The question at the moment is: by how much will Lundqvist be obliterating some of these recent numbers?
His GAA is currently a paltry 1.77, and his save percentage is .941! And, while you probably recognize me as someone who uses numbers extensively as part of a thorough evaluation process, for me it’s not even close to being just about the numbers.
Two weeks ago at First Niagara Center, Brad Boyes
had Lundqvist beat with his go-to shootout move, one that I haven’t seen stopped. Yet Lundqvist found a way, en route to a 1-0 triumph over the nearly-perfect Miller that night.
A few days ago, Philly’s Claude Giroux tried the same Boyes move during regular game play and was also thwarted. But because it wasn’t on a penalty shot or in a shootout situation, and because there was no defense present to remove him from the area, Giroux kept jamming at the outstretched left arm of Lundqvist and eventually put it home.
Tuesday night, amidst a mad scramble and while lying down with his back to the slot area, he stopped a Zdeno Chara shot right off the nameplate on his jersey. Can you say Dominik Hasek?
When I read the numbers and see the plays, and then think back to a sit down interview that I did with Lundqvist in New York in the fall of 2009, I have no doubt in my mind that he is now at the place that he always expected himself to be: best in his class.
On that September day, Lundqvist talked about how much he can’t stand losing, and how it drives him to be the absolute best. The words may ring hollow on a piece of paper, or on a computer screen, but to hear him say it – and the way he said it – it was impossible not to believe just how deep rooted his disdain for losing was.
Combine the numbers, the passion, the God-given looks and charisma with which he is blessed, how can one not think of him as something close to hockey royalty?

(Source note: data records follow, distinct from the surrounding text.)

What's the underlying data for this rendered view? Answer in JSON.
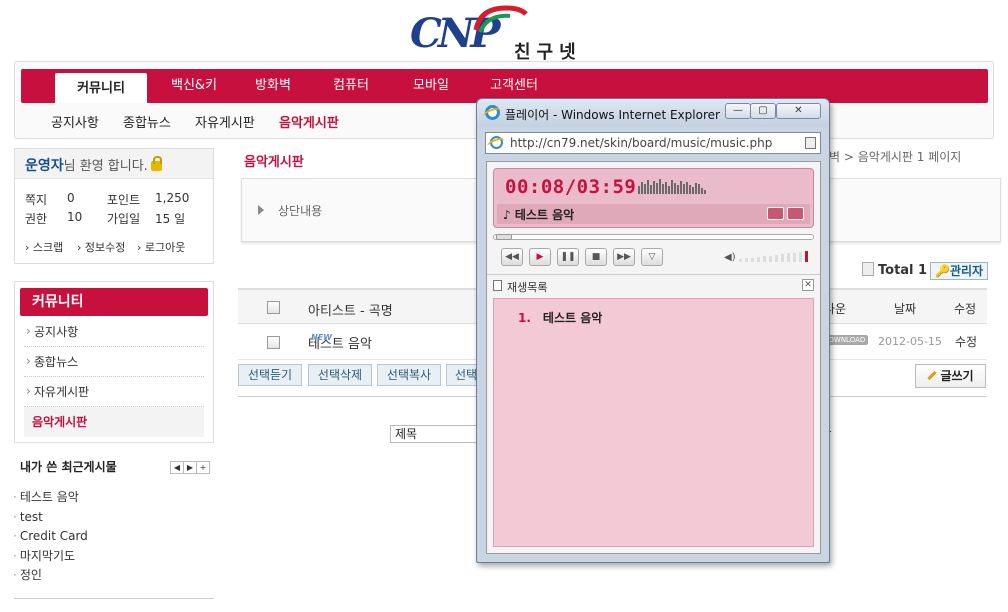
{
  "logo": {
    "brand": "CNP",
    "korean": "친구넷"
  },
  "nav": {
    "tabs": [
      "커뮤니티",
      "백신&키",
      "방화벽",
      "컴퓨터",
      "모바일",
      "고객센터"
    ],
    "subtabs": [
      "공지사항",
      "종합뉴스",
      "자유게시판",
      "음악게시판"
    ]
  },
  "user": {
    "name": "운영자",
    "greeting": "님 환영 합니다.",
    "note_label": "쪽지",
    "note_value": "0",
    "point_label": "포인트",
    "point_value": "1,250",
    "level_label": "권한",
    "level_value": "10",
    "joined_label": "가입일",
    "joined_value": "15 일",
    "links": [
      "스크랩",
      "정보수정",
      "로그아웃"
    ]
  },
  "community": {
    "title": "커뮤니티",
    "items": [
      "공지사항",
      "종합뉴스",
      "자유게시판",
      "음악게시판"
    ]
  },
  "recent": {
    "title": "내가 쓴 최근게시물",
    "controls": [
      "◀",
      "▶",
      "+"
    ],
    "items": [
      "테스트 음악",
      "test",
      "Credit Card",
      "마지막기도",
      "정인"
    ]
  },
  "board": {
    "title": "음악게시판",
    "breadcrumb": "화벽 > 음악게시판 1 페이지",
    "top_content": "상단내용",
    "total": "Total 1",
    "admin": "관리자",
    "columns": {
      "artist_title": "아티스트 - 곡명",
      "down": "다운",
      "date": "날짜",
      "edit": "수정"
    },
    "rows": [
      {
        "title": "테스트 음악",
        "new": "NEW",
        "down": "DOWNLOAD",
        "date": "2012-05-15",
        "edit": "수정"
      }
    ],
    "buttons": [
      "선택듣기",
      "선택삭제",
      "선택복사",
      "선택"
    ],
    "write": "글쓰기",
    "search_field": "제목",
    "search_suffix": "r"
  },
  "popup": {
    "title": "플레이어 - Windows Internet Explorer",
    "url": "http://cn79.net/skin/board/music/music.php",
    "time": "00:08/03:59",
    "track": "테스트 음악",
    "controls": [
      "◀◀",
      "▶",
      "❚❚",
      "■",
      "▶▶",
      "▽"
    ],
    "playlist_label": "재생목록",
    "playlist": [
      {
        "num": "1.",
        "title": "테스트 음악"
      }
    ],
    "win_buttons": [
      "—",
      "▢",
      "✕"
    ]
  }
}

Last year it was about Will and Kate. This year, through his will on skates, “The King” will be crowned Vezina Trophy winner on June 20 in Las Vegas. What we don’t know is whether he’ll have been doused in champagne cologne about a week earlier.